═══ Dataset records

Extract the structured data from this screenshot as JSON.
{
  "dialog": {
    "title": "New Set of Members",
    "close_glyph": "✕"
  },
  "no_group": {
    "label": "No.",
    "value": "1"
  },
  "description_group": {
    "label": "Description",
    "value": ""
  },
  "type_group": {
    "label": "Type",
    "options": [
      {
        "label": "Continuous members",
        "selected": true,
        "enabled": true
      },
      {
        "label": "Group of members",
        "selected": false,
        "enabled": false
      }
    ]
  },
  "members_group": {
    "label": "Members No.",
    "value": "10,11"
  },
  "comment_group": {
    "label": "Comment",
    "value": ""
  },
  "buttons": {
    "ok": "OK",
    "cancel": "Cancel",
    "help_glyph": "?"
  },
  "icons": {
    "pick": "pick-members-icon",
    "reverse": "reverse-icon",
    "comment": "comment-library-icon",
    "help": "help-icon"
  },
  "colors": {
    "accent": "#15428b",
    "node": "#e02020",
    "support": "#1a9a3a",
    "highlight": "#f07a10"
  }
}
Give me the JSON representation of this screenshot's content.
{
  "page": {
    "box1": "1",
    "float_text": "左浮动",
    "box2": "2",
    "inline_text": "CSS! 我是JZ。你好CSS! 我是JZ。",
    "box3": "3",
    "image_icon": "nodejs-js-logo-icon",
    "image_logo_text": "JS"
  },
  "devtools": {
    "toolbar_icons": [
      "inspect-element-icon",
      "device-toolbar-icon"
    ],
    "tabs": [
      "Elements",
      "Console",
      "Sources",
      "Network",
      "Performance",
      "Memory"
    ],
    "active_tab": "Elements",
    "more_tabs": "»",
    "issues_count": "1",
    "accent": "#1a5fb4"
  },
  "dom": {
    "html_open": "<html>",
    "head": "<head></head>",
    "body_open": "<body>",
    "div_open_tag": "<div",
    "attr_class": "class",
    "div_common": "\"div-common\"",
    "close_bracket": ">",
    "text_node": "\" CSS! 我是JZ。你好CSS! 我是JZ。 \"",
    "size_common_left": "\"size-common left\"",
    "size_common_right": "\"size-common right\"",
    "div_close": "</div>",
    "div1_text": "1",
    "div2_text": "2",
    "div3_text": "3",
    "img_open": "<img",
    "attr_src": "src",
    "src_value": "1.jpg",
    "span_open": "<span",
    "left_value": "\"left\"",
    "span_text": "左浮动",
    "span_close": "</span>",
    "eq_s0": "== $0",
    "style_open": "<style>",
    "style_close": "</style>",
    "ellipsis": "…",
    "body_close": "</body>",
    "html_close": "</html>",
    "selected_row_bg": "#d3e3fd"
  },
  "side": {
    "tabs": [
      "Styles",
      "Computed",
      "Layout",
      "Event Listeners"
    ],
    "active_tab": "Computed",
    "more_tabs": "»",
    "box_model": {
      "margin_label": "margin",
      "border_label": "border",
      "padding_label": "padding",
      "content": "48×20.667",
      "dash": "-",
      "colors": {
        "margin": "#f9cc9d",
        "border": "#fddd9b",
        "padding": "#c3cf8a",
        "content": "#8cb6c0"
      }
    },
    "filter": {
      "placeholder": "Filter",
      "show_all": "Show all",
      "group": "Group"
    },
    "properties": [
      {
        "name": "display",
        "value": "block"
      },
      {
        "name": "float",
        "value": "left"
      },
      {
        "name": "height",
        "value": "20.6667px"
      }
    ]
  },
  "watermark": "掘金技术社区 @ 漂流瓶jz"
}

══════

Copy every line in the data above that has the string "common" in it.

** Written response **
    "div_common": "\"div-common\"",
    "size_common_left": "\"size-common left\"",
    "size_common_right": "\"size-common right\"",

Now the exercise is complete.